In engineering, design analysis is a key step. It ensures that buildings, bridges, and other structures are safe, stable, and work well. One must check if a design is sturdy and works well. This involves looking at many things, like loads, materials, and the environment. We’ll cover every step of a structural design analysis in this detailed guide. We’ll start with planning the study and end with evaluating it.

How to Understand Structural Design Analysis

Before you start the steps of a structural design analysis, you need to know what it’s for and why it’s important. The goal of structural design analysis is to figure out how a building will react to loads. These include wind, earthquakes, and gravity. By looking at how the structure reacts, engineers can find weak spots. They can then improve the design to ensure it meets safety rules and standards.

Step 1: Write down your goals and needs.

To analyze a structure, first, write down the project’s goals and needs. To do this, you need to know what the structure is for. You need to know how it will be used and if there are any rules or requirements. For instance, a bridge’s design might need to handle some traffic. It also must handle earthquakes in a certain area.

Step 2: Take notes and gather data

The next step is to gather the needed data. Do this once the goals and requirements have been set. This includes building plans and drawings. It also includes material properties and the surroundings’ state. Engineers may also use site surveys. They use soil tests and past assessments to help with the analysis.

Step 3: Make a model of the structure.

Once engineers have all the info they need, they use special software to model the structure. The model shows the structure’s shape, materials, and boundary conditions. It is used as a starting point for the study. Engineers use finite element analysis (FEA) and computational fluid dynamics (CFD). They use these and other math methods to model the structure’s behavior. They choose based on the project’s difficulty.

Step 4: Put in place the loads and boundary conditions

Engineers put loads and limits on the model. This makes it behave like the real world. This includes figuring out the size, direction, and spread of loads. These include live loads, dead loads, wind loads, and earthquake loads. The model represents the connections and constraints in the structure. It uses boundary conditions like fixed or roller supports.

Step 5: Look at the structure.

When engineers apply the loads and boundary conditions, they analyze the structure.
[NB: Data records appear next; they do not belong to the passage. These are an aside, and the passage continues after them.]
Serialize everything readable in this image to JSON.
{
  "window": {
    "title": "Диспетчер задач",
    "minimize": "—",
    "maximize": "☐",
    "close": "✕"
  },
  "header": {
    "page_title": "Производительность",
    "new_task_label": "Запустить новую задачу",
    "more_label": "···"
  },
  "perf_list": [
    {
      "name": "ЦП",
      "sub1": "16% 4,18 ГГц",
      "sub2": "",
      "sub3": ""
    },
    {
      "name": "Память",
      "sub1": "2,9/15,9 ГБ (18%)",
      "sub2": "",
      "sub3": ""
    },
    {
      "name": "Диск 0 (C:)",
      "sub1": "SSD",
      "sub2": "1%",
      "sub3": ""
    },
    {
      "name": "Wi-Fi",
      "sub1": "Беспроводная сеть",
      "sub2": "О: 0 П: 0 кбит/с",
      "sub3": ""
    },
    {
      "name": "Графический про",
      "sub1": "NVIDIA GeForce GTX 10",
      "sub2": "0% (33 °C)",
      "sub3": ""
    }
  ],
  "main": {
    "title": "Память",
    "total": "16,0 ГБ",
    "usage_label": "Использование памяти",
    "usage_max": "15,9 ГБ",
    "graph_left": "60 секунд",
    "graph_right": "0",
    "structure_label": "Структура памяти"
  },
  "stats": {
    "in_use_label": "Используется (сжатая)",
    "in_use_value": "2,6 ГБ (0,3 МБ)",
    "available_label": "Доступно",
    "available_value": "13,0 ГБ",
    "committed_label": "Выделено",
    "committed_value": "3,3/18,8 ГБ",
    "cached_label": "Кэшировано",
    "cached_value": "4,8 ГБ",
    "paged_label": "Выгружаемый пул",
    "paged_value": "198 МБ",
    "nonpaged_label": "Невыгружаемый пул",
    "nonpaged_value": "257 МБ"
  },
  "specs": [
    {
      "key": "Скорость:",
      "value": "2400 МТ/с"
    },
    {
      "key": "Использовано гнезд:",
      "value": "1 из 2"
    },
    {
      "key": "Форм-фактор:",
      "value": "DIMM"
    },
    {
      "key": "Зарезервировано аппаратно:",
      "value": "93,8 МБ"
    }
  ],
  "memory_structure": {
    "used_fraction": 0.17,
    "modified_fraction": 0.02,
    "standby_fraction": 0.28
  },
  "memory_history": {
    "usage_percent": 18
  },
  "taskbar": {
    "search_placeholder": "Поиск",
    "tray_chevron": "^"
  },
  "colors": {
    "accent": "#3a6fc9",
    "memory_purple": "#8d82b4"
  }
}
They do this to see how the building reacts. This could mean doing math problems. The problems find stresses, strains, deflections, and other values. It could also mean running simulations or doing tests. The analysis helps find the most key parts of the structure. It checks how stable it is and if the design meets safety standards.
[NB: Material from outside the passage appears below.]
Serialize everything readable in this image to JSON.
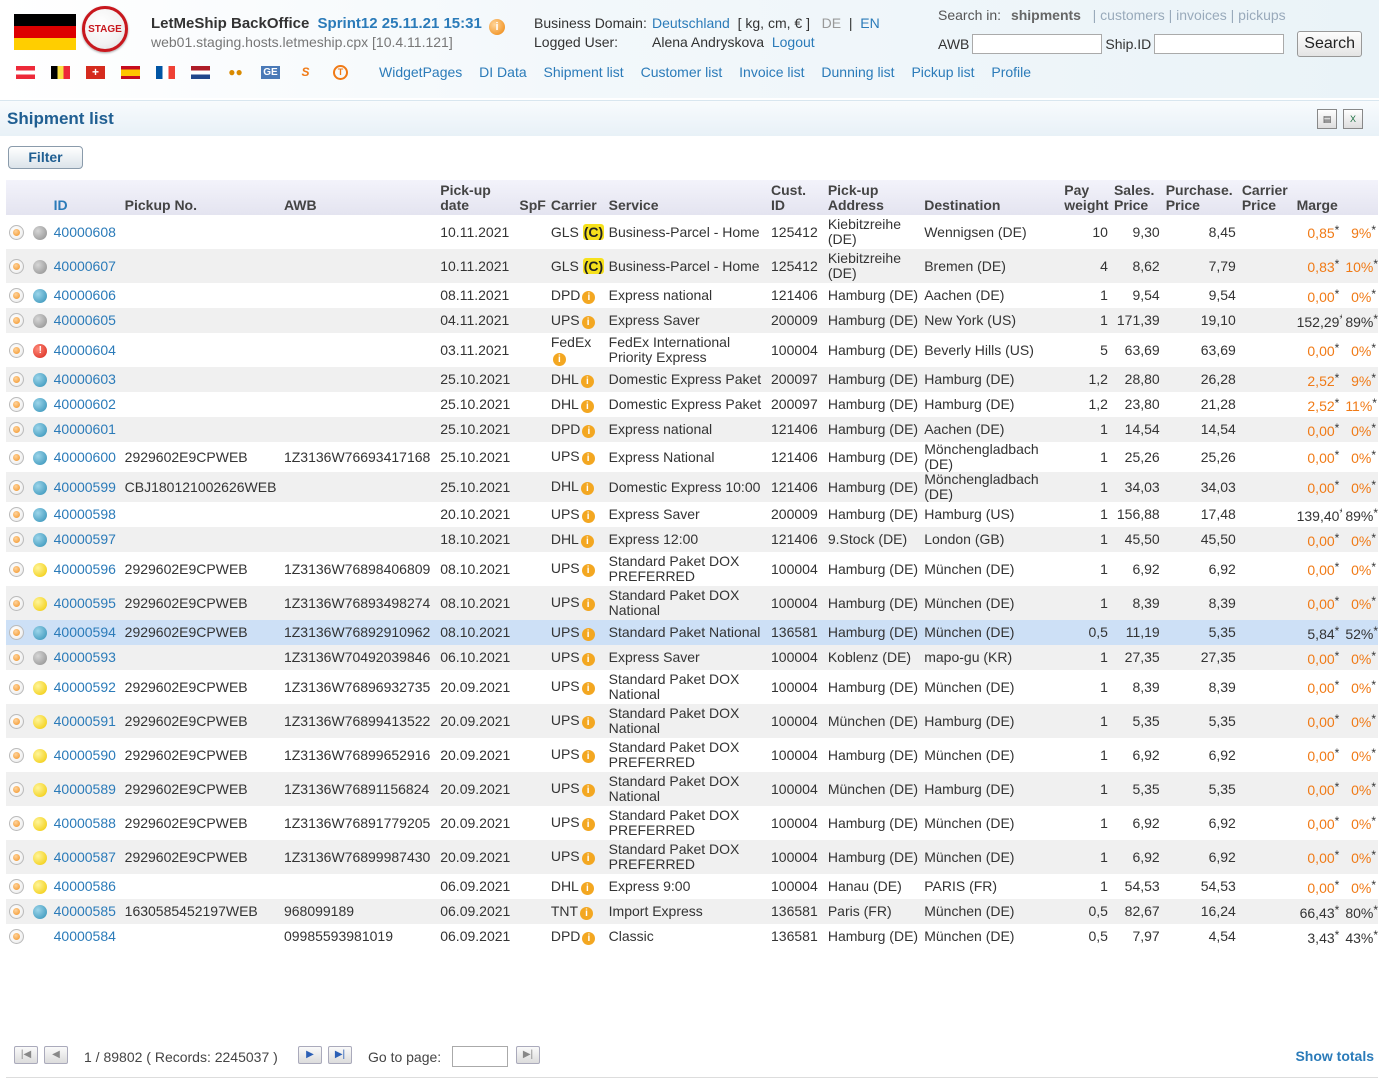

Step 6: Look at the results and make the design better.

Once the analysis is done, experts check the results. They look for problems or ways to improve. This could mean checking the estimated stresses and deflections against the allowed limits. It could mean finding ways the thing could break. Then, testing how well it works in different loads. Based on the review, engineers may suggest changes. They will make the design stronger and more efficient.

Step 7: Check and confirm

Once the design improves, engineers analyze the new design again. They do this to make sure it is correct. This could mean things like sensitivity analyses. It could also mean studies or tests on prototypes or scale models. The goal is to ensure the design meets the set goals. It must follow all rules and codes and handle the expected loads and environments safely.

Step 8: Write down and report your findings

Lastly, engineers write down and share their results. They include the steps they took. They show their assumptions, methods, and the outcomes of the analysis. The report might have graphs, tables, and charts. It will also have suggestions for improving the idea or looking into it more. You need clear documentation to share analysis results with stakeholders. You also need it to get approvals. And, to ensure responsibility throughout the project’s life.


Structural Design Analysis is a methodical process. It requires careful planning, analysis, and evaluation. Engineers can follow the above plan. It will ensure that designs are safe, stable, and work well. It will also boost efficiency and cut risks. Each step is key. You need to set goals and write down results. This is vital for finishing a design analysis.